Dataset rows for apps and sites:
•••

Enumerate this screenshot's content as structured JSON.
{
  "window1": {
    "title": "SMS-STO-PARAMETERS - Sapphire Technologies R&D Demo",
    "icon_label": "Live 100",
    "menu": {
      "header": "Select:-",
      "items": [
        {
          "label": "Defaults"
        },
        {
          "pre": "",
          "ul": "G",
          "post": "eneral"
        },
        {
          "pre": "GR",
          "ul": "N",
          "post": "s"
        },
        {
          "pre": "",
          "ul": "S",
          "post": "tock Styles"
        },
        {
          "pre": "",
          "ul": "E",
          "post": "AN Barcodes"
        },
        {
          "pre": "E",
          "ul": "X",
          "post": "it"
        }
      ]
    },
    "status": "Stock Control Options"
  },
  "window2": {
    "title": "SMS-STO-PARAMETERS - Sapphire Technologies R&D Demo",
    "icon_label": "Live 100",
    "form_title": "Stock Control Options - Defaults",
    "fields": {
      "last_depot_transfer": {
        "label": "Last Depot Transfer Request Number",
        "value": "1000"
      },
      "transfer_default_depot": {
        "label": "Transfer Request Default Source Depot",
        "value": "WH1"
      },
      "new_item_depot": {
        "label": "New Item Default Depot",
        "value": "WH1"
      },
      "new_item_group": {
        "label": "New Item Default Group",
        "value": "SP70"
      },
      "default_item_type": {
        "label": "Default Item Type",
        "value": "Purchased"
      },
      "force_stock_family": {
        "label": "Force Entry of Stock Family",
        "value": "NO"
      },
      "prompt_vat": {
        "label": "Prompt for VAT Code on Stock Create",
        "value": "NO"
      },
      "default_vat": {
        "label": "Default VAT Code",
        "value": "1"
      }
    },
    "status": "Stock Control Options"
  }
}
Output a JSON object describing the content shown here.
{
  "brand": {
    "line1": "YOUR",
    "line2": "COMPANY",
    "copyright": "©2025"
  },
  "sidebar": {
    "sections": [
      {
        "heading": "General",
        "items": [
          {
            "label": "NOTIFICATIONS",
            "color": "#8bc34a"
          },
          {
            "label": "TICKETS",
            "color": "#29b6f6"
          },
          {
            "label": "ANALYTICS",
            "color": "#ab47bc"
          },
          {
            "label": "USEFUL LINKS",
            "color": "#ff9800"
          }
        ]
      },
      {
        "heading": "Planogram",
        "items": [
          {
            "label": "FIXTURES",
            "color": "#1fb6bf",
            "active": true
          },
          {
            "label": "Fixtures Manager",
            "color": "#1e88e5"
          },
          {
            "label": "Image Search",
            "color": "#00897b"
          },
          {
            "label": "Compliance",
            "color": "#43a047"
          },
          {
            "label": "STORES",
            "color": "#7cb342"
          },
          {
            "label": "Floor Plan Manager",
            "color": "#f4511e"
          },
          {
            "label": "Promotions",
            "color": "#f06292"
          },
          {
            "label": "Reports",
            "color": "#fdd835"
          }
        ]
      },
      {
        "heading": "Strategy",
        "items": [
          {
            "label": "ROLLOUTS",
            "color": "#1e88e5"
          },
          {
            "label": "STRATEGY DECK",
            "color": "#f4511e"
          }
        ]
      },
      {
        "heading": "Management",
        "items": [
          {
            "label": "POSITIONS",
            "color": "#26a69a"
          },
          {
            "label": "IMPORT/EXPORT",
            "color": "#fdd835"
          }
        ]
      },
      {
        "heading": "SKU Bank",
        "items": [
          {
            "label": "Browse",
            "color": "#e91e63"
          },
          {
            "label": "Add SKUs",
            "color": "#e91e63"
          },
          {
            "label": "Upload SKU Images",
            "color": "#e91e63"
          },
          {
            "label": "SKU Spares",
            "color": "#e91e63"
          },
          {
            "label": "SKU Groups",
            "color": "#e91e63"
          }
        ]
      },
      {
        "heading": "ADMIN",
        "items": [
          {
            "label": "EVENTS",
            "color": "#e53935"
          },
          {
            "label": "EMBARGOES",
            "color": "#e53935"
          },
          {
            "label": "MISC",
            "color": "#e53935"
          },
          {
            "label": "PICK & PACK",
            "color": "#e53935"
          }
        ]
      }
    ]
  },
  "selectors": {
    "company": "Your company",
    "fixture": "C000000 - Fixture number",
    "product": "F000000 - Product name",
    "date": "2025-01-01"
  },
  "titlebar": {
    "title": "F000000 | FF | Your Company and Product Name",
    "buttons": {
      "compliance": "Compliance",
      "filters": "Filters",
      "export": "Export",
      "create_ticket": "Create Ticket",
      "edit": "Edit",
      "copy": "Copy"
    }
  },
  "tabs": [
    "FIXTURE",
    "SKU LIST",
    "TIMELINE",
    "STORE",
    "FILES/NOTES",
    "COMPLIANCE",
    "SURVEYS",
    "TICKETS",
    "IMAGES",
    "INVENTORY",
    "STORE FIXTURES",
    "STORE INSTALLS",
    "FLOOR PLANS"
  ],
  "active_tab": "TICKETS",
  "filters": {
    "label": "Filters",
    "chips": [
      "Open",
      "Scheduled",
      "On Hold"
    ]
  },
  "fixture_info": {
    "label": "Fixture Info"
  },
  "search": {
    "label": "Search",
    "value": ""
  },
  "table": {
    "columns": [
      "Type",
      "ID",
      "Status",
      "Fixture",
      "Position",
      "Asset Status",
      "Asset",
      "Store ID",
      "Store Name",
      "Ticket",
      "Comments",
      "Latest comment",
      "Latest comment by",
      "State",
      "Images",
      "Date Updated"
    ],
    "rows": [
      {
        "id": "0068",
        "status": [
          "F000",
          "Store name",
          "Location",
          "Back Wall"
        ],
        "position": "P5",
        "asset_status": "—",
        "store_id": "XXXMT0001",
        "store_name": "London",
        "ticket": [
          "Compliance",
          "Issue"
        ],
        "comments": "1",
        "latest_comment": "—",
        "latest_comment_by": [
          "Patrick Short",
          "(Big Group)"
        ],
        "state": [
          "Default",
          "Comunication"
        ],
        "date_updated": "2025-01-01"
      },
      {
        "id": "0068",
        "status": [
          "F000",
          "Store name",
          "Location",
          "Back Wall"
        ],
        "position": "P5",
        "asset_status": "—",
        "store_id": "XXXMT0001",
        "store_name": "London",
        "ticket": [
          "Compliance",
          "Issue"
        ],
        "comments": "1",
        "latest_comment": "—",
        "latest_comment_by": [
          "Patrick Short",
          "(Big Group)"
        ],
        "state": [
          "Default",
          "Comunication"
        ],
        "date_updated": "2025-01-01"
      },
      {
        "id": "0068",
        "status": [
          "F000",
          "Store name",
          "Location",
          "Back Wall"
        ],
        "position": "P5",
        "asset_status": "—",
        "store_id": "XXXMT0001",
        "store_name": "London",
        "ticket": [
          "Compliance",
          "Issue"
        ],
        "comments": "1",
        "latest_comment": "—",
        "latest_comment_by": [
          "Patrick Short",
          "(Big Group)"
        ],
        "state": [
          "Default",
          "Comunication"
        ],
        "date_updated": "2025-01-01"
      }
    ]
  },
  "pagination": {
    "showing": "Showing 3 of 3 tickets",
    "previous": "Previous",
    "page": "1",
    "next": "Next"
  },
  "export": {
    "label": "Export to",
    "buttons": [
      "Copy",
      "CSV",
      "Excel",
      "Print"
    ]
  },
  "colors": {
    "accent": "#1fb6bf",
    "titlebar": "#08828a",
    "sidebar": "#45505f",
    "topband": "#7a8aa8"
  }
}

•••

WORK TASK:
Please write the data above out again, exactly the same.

SOLUTION TO THIS TASK:
Enumerate this screenshot's content as structured JSON.
{
  "window1": {
    "title": "SMS-STO-PARAMETERS - Sapphire Technologies R&D Demo",
    "icon_label": "Live 100",
    "menu": {
      "header": "Select:-",
      "items": [
        {
          "label": "Defaults"
        },
        {
          "pre": "",
          "ul": "G",
          "post": "eneral"
        },
        {
          "pre": "GR",
          "ul": "N",
          "post": "s"
        },
        {
          "pre": "",
          "ul": "S",
          "post": "tock Styles"
        },
        {
          "pre": "",
          "ul": "E",
          "post": "AN Barcodes"
        },
        {
          "pre": "E",
          "ul": "X",
          "post": "it"
        }
      ]
    },
    "status": "Stock Control Options"
  },
  "window2": {
    "title": "SMS-STO-PARAMETERS - Sapphire Technologies R&D Demo",
    "icon_label": "Live 100",
    "form_title": "Stock Control Options - Defaults",
    "fields": {
      "last_depot_transfer": {
        "label": "Last Depot Transfer Request Number",
        "value": "1000"
      },
      "transfer_default_depot": {
        "label": "Transfer Request Default Source Depot",
        "value": "WH1"
      },
      "new_item_depot": {
        "label": "New Item Default Depot",
        "value": "WH1"
      },
      "new_item_group": {
        "label": "New Item Default Group",
        "value": "SP70"
      },
      "default_item_type": {
        "label": "Default Item Type",
        "value": "Purchased"
      },
      "force_stock_family": {
        "label": "Force Entry of Stock Family",
        "value": "NO"
      },
      "prompt_vat": {
        "label": "Prompt for VAT Code on Stock Create",
        "value": "NO"
      },
      "default_vat": {
        "label": "Default VAT Code",
        "value": "1"
      }
    },
    "status": "Stock Control Options"
  }
}
Output a JSON object describing the content shown here.
{
  "brand": {
    "line1": "YOUR",
    "line2": "COMPANY",
    "copyright": "©2025"
  },
  "sidebar": {
    "sections": [
      {
        "heading": "General",
        "items": [
          {
            "label": "NOTIFICATIONS",
            "color": "#8bc34a"
          },
          {
            "label": "TICKETS",
            "color": "#29b6f6"
          },
          {
            "label": "ANALYTICS",
            "color": "#ab47bc"
          },
          {
            "label": "USEFUL LINKS",
            "color": "#ff9800"
          }
        ]
      },
      {
        "heading": "Planogram",
        "items": [
          {
            "label": "FIXTURES",
            "color": "#1fb6bf",
            "active": true
          },
          {
            "label": "Fixtures Manager",
            "color": "#1e88e5"
          },
          {
            "label": "Image Search",
            "color": "#00897b"
          },
          {
            "label": "Compliance",
            "color": "#43a047"
          },
          {
            "label": "STORES",
            "color": "#7cb342"
          },
          {
            "label": "Floor Plan Manager",
            "color": "#f4511e"
          },
          {
            "label": "Promotions",
            "color": "#f06292"
          },
          {
            "label": "Reports",
            "color": "#fdd835"
          }
        ]
      },
      {
        "heading": "Strategy",
        "items": [
          {
            "label": "ROLLOUTS",
            "color": "#1e88e5"
          },
          {
            "label": "STRATEGY DECK",
            "color": "#f4511e"
          }
        ]
      },
      {
        "heading": "Management",
        "items": [
          {
            "label": "POSITIONS",
            "color": "#26a69a"
          },
          {
            "label": "IMPORT/EXPORT",
            "color": "#fdd835"
          }
        ]
      },
      {
        "heading": "SKU Bank",
        "items": [
          {
            "label": "Browse",
            "color": "#e91e63"
          },
          {
            "label": "Add SKUs",
            "color": "#e91e63"
          },
          {
            "label": "Upload SKU Images",
            "color": "#e91e63"
          },
          {
            "label": "SKU Spares",
            "color": "#e91e63"
          },
          {
            "label": "SKU Groups",
            "color": "#e91e63"
          }
        ]
      },
      {
        "heading": "ADMIN",
        "items": [
          {
            "label": "EVENTS",
            "color": "#e53935"
          },
          {
            "label": "EMBARGOES",
            "color": "#e53935"
          },
          {
            "label": "MISC",
            "color": "#e53935"
          },
          {
            "label": "PICK & PACK",
            "color": "#e53935"
          }
        ]
      }
    ]
  },
  "selectors": {
    "company": "Your company",
    "fixture": "C000000 - Fixture number",
    "product": "F000000 - Product name",
    "date": "2025-01-01"
  },
  "titlebar": {
    "title": "F000000 | FF | Your Company and Product Name",
    "buttons": {
      "compliance": "Compliance",
      "filters": "Filters",
      "export": "Export",
      "create_ticket": "Create Ticket",
      "edit": "Edit",
      "copy": "Copy"
    }
  },
  "tabs": [
    "FIXTURE",
    "SKU LIST",
    "TIMELINE",
    "STORE",
    "FILES/NOTES",
    "COMPLIANCE",
    "SURVEYS",
    "TICKETS",
    "IMAGES",
    "INVENTORY",
    "STORE FIXTURES",
    "STORE INSTALLS",
    "FLOOR PLANS"
  ],
  "active_tab": "TICKETS",
  "filters": {
    "label": "Filters",
    "chips": [
      "Open",
      "Scheduled",
      "On Hold"
    ]
  },
  "fixture_info": {
    "label": "Fixture Info"
  },
  "search": {
    "label": "Search",
    "value": ""
  },
  "table": {
    "columns": [
      "Type",
      "ID",
      "Status",
      "Fixture",
      "Position",
      "Asset Status",
      "Asset",
      "Store ID",
      "Store Name",
      "Ticket",
      "Comments",
      "Latest comment",
      "Latest comment by",
      "State",
      "Images",
      "Date Updated"
    ],
    "rows": [
      {
        "id": "0068",
        "status": [
          "F000",
          "Store name",
          "Location",
          "Back Wall"
        ],
        "position": "P5",
        "asset_status": "—",
        "store_id": "XXXMT0001",
        "store_name": "London",
        "ticket": [
          "Compliance",
          "Issue"
        ],
        "comments": "1",
        "latest_comment": "—",
        "latest_comment_by": [
          "Patrick Short",
          "(Big Group)"
        ],
        "state": [
          "Default",
          "Comunication"
        ],
        "date_updated": "2025-01-01"
      },
      {
        "id": "0068",
        "status": [
          "F000",
          "Store name",
          "Location",
          "Back Wall"
        ],
        "position": "P5",
        "asset_status": "—",
        "store_id": "XXXMT0001",
        "store_name": "London",
        "ticket": [
          "Compliance",
          "Issue"
        ],
        "comments": "1",
        "latest_comment": "—",
        "latest_comment_by": [
          "Patrick Short",
          "(Big Group)"
        ],
        "state": [
          "Default",
          "Comunication"
        ],
        "date_updated": "2025-01-01"
      },
      {
        "id": "0068",
        "status": [
          "F000",
          "Store name",
          "Location",
          "Back Wall"
        ],
        "position": "P5",
        "asset_status": "—",
        "store_id": "XXXMT0001",
        "store_name": "London",
        "ticket": [
          "Compliance",
          "Issue"
        ],
        "comments": "1",
        "latest_comment": "—",
        "latest_comment_by": [
          "Patrick Short",
          "(Big Group)"
        ],
        "state": [
          "Default",
          "Comunication"
        ],
        "date_updated": "2025-01-01"
      }
    ]
  },
  "pagination": {
    "showing": "Showing 3 of 3 tickets",
    "previous": "Previous",
    "page": "1",
    "next": "Next"
  },
  "export": {
    "label": "Export to",
    "buttons": [
      "Copy",
      "CSV",
      "Excel",
      "Print"
    ]
  },
  "colors": {
    "accent": "#1fb6bf",
    "titlebar": "#08828a",
    "sidebar": "#45505f",
    "topband": "#7a8aa8"
  }
}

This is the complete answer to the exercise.